About University Lodge #141

Socializing after lodge

University Lodge first met under dispensation in 1904 under the sponsorship of St. John's Lodge #9, also of Seattle. The first meeting was called to order at 8:00 P.M. on November 7, 1904 in Sherricks Hall, located on the SW corner of 42nd and University Way with James Begg as its Worshipful Master. Our charter was granted in 1905, and for a brief of time the Lodge was known as University Lodge #140. Anvil Lodge in Nome, Alaska was granted a charter at the same time and there was a mix-up with the numbers. Eventually, Anvil Lodge became #140 and University Lodge became #141.

In the Fall of 1908, a committee recommended the purchase of a lot on "14th Ave NE near East 45th St." (sic) for the princely sum of $3,150. In March 1909, the Lodge secured a contract with the federal government whereby they would rent a portion of the new building for a Post Office for five years. On the strength of this contract, financing was secured and ground was broken. Construction was complete in October of that year, and on October 18th the Lodge held its first meeting in our current location.

University Lodge has served the north end of Seattle for over 100 years. As time passed, we have merged with other north-end lodges and we are now an amalgamation of George Washington Lodge, Ravenna Lodge, Constellation Lodge, and Arcana Lodge.

What do we do?

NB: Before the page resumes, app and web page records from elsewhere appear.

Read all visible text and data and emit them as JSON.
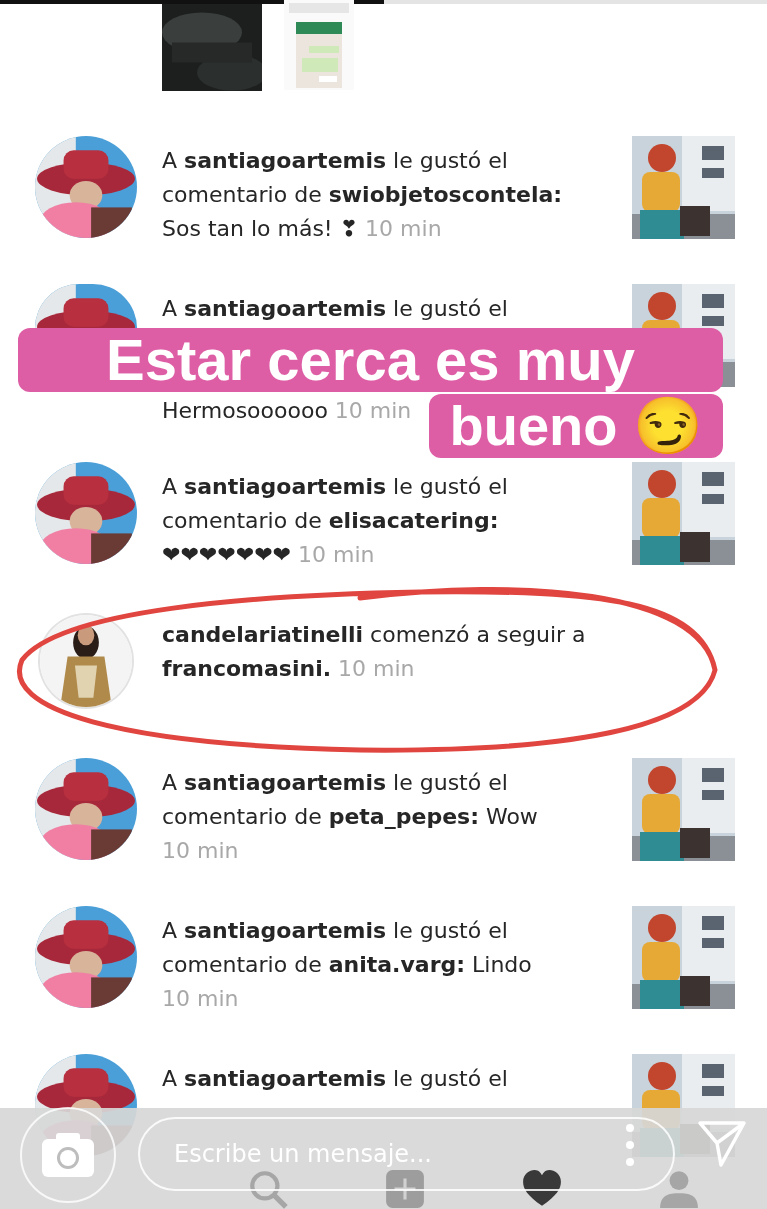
{
  "story_progress": {
    "level": 0.5
  },
  "notifications": [
    {
      "kind": "like",
      "lines": [
        "A **santiagoartemis** le gustó el",
        "comentario de **swiobjetoscontela:**",
        "Sos tan lo más! ❣"
      ],
      "time": "10 min"
    },
    {
      "kind": "like",
      "lines": [
        "A **santiagoartemis** le gustó el"
      ],
      "tail": "Hermosoooooo",
      "time": "10 min"
    },
    {
      "kind": "like",
      "lines": [
        "A **santiagoartemis** le gustó el",
        "comentario de **elisacatering:**",
        "❤❤❤❤❤❤❤"
      ],
      "time": "10 min"
    },
    {
      "kind": "follow",
      "lines": [
        "**candelariatinelli** comenzó a seguir a",
        "**francomasini.**"
      ],
      "time": "10 min"
    },
    {
      "kind": "like",
      "lines": [
        "A **santiagoartemis** le gustó el",
        "comentario de **peta_pepes:** Wow"
      ],
      "time": "10 min",
      "time_newline": true
    },
    {
      "kind": "like",
      "lines": [
        "A **santiagoartemis** le gustó el",
        "comentario de **anita.varg:** Lindo"
      ],
      "time": "10 min",
      "time_newline": true
    },
    {
      "kind": "like",
      "lines": [
        "A **santiagoartemis** le gustó el"
      ]
    }
  ],
  "sticker": {
    "lines": [
      "Estar cerca es muy",
      "bueno 😏"
    ]
  },
  "message_bar": {
    "placeholder": "Escribe un mensaje..."
  }
}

Freemasonry is the world's oldest fraternity. Accordingly, we are first and foremost an organization of men who share certain values, such as friendship, learning, and charity. The fraternity as we know it evolved out of the ancient guilds of masons who built the great cathedrals of Europe, men who were often the only non-nobles who were literate and studied math, geometry, and science. Men who were not skilled in operative masonry but who were curious about such things gradually came to be "accepted" into the stonemasons' lodges, where they found an environment conducive to education and self-improvement. They came to view the tools of the operative masons in more allegorical terms. For example, the square could not only check the trueness of a stone for the builder's work, but might allegorically be used to check the virtue of one's conduct. As time passed, these "speculative" masons came to outnumber their operative brethren, eventually turning into the fraternity we love today.

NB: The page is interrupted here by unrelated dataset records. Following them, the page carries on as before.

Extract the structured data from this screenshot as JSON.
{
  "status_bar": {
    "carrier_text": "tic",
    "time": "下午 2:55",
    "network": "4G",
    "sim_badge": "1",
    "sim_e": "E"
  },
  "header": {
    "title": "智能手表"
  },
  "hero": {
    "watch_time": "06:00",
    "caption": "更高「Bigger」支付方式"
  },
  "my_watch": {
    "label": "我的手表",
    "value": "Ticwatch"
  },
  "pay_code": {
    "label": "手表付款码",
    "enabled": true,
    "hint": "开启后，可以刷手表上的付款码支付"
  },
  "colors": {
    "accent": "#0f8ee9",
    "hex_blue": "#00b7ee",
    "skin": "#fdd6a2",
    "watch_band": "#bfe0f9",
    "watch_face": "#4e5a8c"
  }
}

Each lodge has its own distinct personality and mission. University Lodge seeks to be involved with the University District community, and actively supports charitable institutions, such as the Roots Young Adult Shelter. We cherish our proximity to the University of Washington and strive to strengthen our ties with that institution. We tend to be inspired by Age of Enlightenment sensibilities and a desire to be of service to our neighbors.

On a more personal level, we simply enjoy the company of like-minded men. We do not countenance bigotry or laziness. We believe that it's better to build up than tear down. We take the lesson of the level, that we are all equal and travelling upon the same path through life, very seriously, and most of us are the kinds of guys who would throw rocks at glass ceilings. We care not one whit where you work or go to church, how you earn your living, or about your political persuasions. But we do care a great deal about the strength of your character, the quality of your mind, and what kind of friend, husband, or father you make. These are the only measures by which candidates for admission are judged.

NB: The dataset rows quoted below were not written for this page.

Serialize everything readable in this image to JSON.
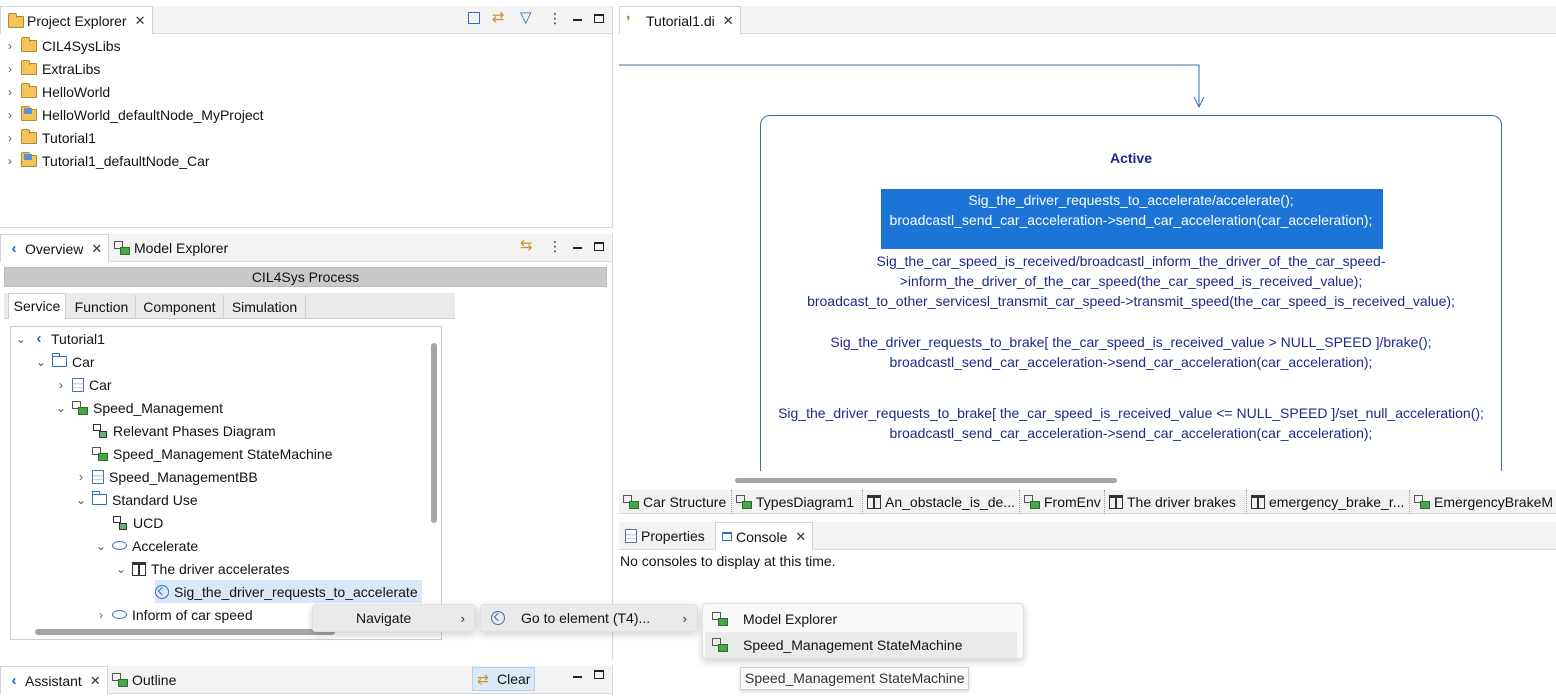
{
  "project_explorer": {
    "tab_label": "Project Explorer",
    "items": [
      "CIL4SysLibs",
      "ExtraLibs",
      "HelloWorld",
      "HelloWorld_defaultNode_MyProject",
      "Tutorial1",
      "Tutorial1_defaultNode_Car"
    ]
  },
  "overview": {
    "tab_label": "Overview",
    "model_explorer_tab": "Model Explorer",
    "process_title": "CIL4Sys Process",
    "subtabs": [
      "Service",
      "Function",
      "Component",
      "Simulation"
    ],
    "tree": [
      {
        "label": "Tutorial1",
        "level": 0,
        "icon": "tutorial-icon",
        "chevron": "down"
      },
      {
        "label": "Car",
        "level": 1,
        "icon": "folder-icon",
        "chevron": "down"
      },
      {
        "label": "Car",
        "level": 2,
        "icon": "block-icon",
        "chevron": "right"
      },
      {
        "label": "Speed_Management",
        "level": 2,
        "icon": "package-icon",
        "chevron": "down"
      },
      {
        "label": "Relevant Phases Diagram",
        "level": 3,
        "icon": "diagram-icon",
        "chevron": ""
      },
      {
        "label": "Speed_Management StateMachine",
        "level": 3,
        "icon": "statemachine-icon",
        "chevron": ""
      },
      {
        "label": "Speed_ManagementBB",
        "level": 3,
        "icon": "block-icon",
        "chevron": "right"
      },
      {
        "label": "Standard Use",
        "level": 3,
        "icon": "folder-icon",
        "chevron": "down"
      },
      {
        "label": "UCD",
        "level": 4,
        "icon": "ucd-icon",
        "chevron": ""
      },
      {
        "label": "Accelerate",
        "level": 4,
        "icon": "usecase-icon",
        "chevron": "down"
      },
      {
        "label": "The driver accelerates",
        "level": 5,
        "icon": "sequence-icon",
        "chevron": "down"
      },
      {
        "label": "Sig_the_driver_requests_to_accelerate",
        "level": 6,
        "icon": "signal-icon",
        "chevron": "",
        "selected": true
      },
      {
        "label": "Inform of car speed",
        "level": 4,
        "icon": "usecase-icon",
        "chevron": "right"
      }
    ]
  },
  "assistant": {
    "tab_label": "Assistant",
    "outline_tab": "Outline",
    "clear_label": "Clear"
  },
  "editor": {
    "tab_label": "Tutorial1.di",
    "state_title": "Active",
    "selected_lines": [
      "Sig_the_driver_requests_to_accelerate/accelerate();",
      "broadcastl_send_car_acceleration->send_car_acceleration(car_acceleration);"
    ],
    "lines": [
      "Sig_the_car_speed_is_received/broadcastl_inform_the_driver_of_the_car_speed-",
      ">inform_the_driver_of_the_car_speed(the_car_speed_is_received_value);",
      "broadcast_to_other_servicesl_transmit_car_speed->transmit_speed(the_car_speed_is_received_value);",
      "Sig_the_driver_requests_to_brake[ the_car_speed_is_received_value > NULL_SPEED   ]/brake();",
      "broadcastl_send_car_acceleration->send_car_acceleration(car_acceleration);",
      "Sig_the_driver_requests_to_brake[ the_car_speed_is_received_value <= NULL_SPEED   ]/set_null_acceleration();",
      "broadcastl_send_car_acceleration->send_car_acceleration(car_acceleration);"
    ],
    "diagram_tabs": [
      "Car Structure",
      "TypesDiagram1",
      "An_obstacle_is_de...",
      "FromEnv",
      "The driver brakes",
      "emergency_brake_r...",
      "EmergencyBrakeM"
    ]
  },
  "console": {
    "properties_tab": "Properties",
    "console_tab": "Console",
    "message": "No consoles to display at this time."
  },
  "context_menu": {
    "navigate": "Navigate",
    "go_to_element": "Go to element (T4)...",
    "targets": [
      "Model Explorer",
      "Speed_Management StateMachine"
    ],
    "tooltip": "Speed_Management StateMachine"
  }
}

And very often, it must be said, we just get together without dwelling much on anything terribly high-minded. We are a fraternity, after all, and sometimes meet up to attend concerts, ride motorcycles, play golf, tour antique car museums, or just hang out and watch a ball game.

Would I enjoy Masonry?

You might. If any of the above resonates with you, that's a good sign. Our ceremonies make extensive use of an old and florid style of speaking, and so an appreciation for some amount of ceremony and solemnity is helpful. The main thing, though, is a desire to participate in something greater than yourself, and to uplift yourself and others through your work in the community and fellowship with your brothers.

A peculiar aspect of Freemasonry is that, by tradition, we do not invite people to join-- you must initiate the process. The requirements are few; you must be a male, at least 18 years of age, profess a belief in a supreme being, and be of good report before the world. If any of this interests you, please contact us at info@universitylodge141.org or come by one of the stated meeting to meet us and learn more.